Goals of the Annual Workshop

To accomplish integrated health and illness research in the population setting, many areas of need exist.  These include development of methodology for analytic integration of biological and social data as well as methods for streamlining collection of data in the population setting. There is also a continual need to remain up to date on rapid advances in clinical and laboratory science regarding the relation of key biomeasures to the behavioral, psychosocial, economic, and health-related variables of interest to population scientists.

Definition of Biomeasure
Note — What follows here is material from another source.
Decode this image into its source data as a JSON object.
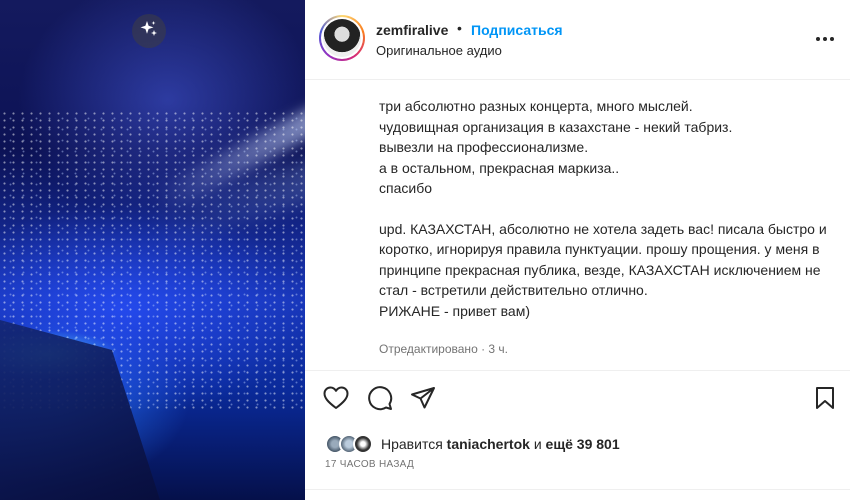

Biological measures collected in the population setting can include direct measures of physical or physiological characteristics (e.g. hip circumference or blood pressure), functional testing (e.g. cognitive function, balance, grip strength), or collection of specimens that require laboratory processing in order to generate analyzable data.  Such data may also be generated via experiments embedded in population studies (e.g. neuropsychiatric, psychophysiological, or sensory testing).   The term "biomarker" has commonly been used by population researchers to describe "biological or physical measurements collected from individuals through direct contact or physical interaction with survey participants." (Manuel, Flintoff, Glazer 1999).  In clinical parlance, however, "biomarker" implies an indicator of risk or marker of disease progress (e.g. cancer tumor biomarkers are used to track response to chemotherapy).  We therefore use "biomeasure" as a higher-order term that encompasses biomarkers of organic disease, physical condition or function, genetic markers, and biological indicators of aging.  Biomeasures also include measures of the physical environment that influence human biology (e.g. radiation or noise).

Definition of Integration
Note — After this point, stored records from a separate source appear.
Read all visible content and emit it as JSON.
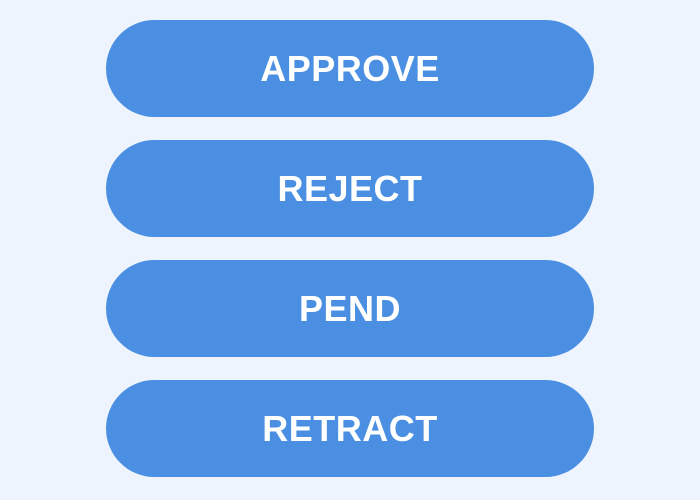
{
  "buttons": {
    "approve_label": "APPROVE",
    "reject_label": "REJECT",
    "pend_label": "PEND",
    "retract_label": "RETRACT"
  },
  "colors": {
    "background": "#edf4fd",
    "button": "#4a8fe1",
    "button_text": "#ffffff"
  }
}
As population, clinical, and laboratory researchers combine methodologies to expand the study of human health and aging, unique analytic challenges arise.  The Workshop strives to provide a forum that promotes and spotlights exemplary integrated analytic work.  Integrated analyses are those that are rooted in enjoined theoretical perspectives and "combine biological or physical measurements with social variables to explain an outcome" using population-based data (Mahay, York, Lindau 2005).  Such analyses go beyond simple stratification of health status or outcomes by sociodemographic variables or vice versa. 

Past Participants

While growth is one indicator of success, repeat annual attendance from lead researchers demonstrates the ongoing value of the workshop. Diverse attendance from disciplines across the social and biomedical sciences, presents a major, unique draw to the workshop. Every year, we see an increasingly broad range of attendees from across the social sciences (e.g. sociology, anthropology, economics, public policy, political science, demography, psychology) and both clinical and basic science biomedicine (e.g. pediatrics, ob/gyn, internal medicine, geriatrics, otolaryngology, dermatology, infectious disease, cardiology, neuroscience, and epidemiology).

Large or Significant Studies Incorporating Biomeasures

Please visit the CCBAR studies page at http://biomarkers.uchicago.edu/studiescollectingbiomarkers.htm to reference a growing list.

Learn More

Content and discussions at each workshop build on previous workshops' proceedings.  To learn more: